SCOTLAND: The Big Picture's flagship network of landholdings committed to rewilding has grown to 50 partners in its first 18 months, revealing a huge appetite for nature restoration across the country.
Landholdings in the network include farms, crofts, community woodlands and private estates. When partners join the network, some are taking their first steps in rewilding, while others are building on longstanding commitments to nature restoration.
The size of partner sites is limited to between 50 and 1,000 acres, to make rewilding accessible to smaller landholdings that don’t have access to the resources of landscape-scale initiatives.
Northwoods was launched in April 2021, with an initial goal of signing up 20 landholdings in the first two years, but it has expanded rapidly and recently welcomed its 50th partner. The network now covers more than 13,000 acres.
“Northwoods was established to help remove the barriers to taking action.”
Each Northwoods partner makes rewilding commitments tailored to the site, which may include the expansion or enrichment of native woodlands, the restoration of carbon-storing wetlands or the creation of wildlife corridors to allow animals to roam freely across the landscape.

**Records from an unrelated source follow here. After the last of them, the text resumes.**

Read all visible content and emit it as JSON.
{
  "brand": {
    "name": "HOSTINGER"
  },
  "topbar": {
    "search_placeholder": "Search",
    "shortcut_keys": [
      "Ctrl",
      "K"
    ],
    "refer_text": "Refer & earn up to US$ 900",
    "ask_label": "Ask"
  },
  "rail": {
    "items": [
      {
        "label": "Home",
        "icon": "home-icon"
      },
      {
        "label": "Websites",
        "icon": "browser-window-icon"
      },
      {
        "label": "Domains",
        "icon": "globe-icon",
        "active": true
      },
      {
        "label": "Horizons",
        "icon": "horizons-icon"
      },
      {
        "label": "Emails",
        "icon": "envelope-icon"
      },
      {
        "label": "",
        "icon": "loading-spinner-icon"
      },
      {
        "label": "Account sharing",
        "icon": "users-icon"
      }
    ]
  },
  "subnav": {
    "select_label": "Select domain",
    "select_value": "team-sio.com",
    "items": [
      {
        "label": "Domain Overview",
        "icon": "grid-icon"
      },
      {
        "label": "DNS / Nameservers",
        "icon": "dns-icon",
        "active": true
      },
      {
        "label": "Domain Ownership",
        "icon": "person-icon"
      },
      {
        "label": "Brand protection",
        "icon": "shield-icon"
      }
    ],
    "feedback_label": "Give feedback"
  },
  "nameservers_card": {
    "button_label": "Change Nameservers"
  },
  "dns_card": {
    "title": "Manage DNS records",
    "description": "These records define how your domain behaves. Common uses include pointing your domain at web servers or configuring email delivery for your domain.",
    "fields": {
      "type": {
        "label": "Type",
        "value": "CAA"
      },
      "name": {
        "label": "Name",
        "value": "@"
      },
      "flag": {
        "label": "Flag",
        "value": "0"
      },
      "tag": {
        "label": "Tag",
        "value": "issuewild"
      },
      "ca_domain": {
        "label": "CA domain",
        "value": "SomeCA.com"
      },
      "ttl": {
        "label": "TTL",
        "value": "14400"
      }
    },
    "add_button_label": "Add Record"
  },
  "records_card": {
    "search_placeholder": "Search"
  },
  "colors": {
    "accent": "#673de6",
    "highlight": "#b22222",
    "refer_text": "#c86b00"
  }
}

“Rewilding is ultimately about restoring dynamic natural processes, and Northwoods was established to help remove the barriers to taking action,” says James Nairne, Northwoods Project Lead. “We support our land partners with ecological knowledge, practical advice and funding opportunities.”
Gavin Drummond and Laura Hay are the owners of Harestone Moss, just north of Aberdeen, and joined the Northwoods Rewilding Network in May 2022. The 70-acre site was farmed conventionally for many decades, and rewilding commitments include reversing the effects of 1950s drainage by creating ponds and wetlands. This re-wetting will enable peatlands to resume carbon sequestration.
“We have an opportunity to create something amazing – a site where visitors can appreciate the restored landscape and the return of wildlife, and where we can earn a living in a way that doesn't harm the land,” says Hay.
The biggest site in the network, and the one that has been rewilding for longest, is Tireragan on the Isle of Mull. Cared for by volunteers of the Tireragan Trust, the site is home to a remnant of nationally important Atlantic rainforest, and has been a rewilding pioneer since 1997 when intensive grazing was curtailed.
Judy Gibson, a Tireragan trustee, says: “We are committed to enhancing the biodiversity of this special place but doing so in a way that maintains a human connection through recreation and education. Being part of Northwoods helps us drive our ambition forwards, to share our experiences and learn from others.”
Nairne says there is widespread recognition that the ecological health of some of Scotland’s landscapes needs to be restored.
“The thread that runs through the Northwoods Rewilding Network is a determination to be part of the solution to climate breakdown and biodiversity loss,” Nairne says.
“What’s taken us by surprise is the strength of the appetite. From Sutherland to the Solway Firth, and from the East Neuk of Fife to the Ross of Mull, this is a landowner-driven aspiration – they’ve come to us more than the other way round.”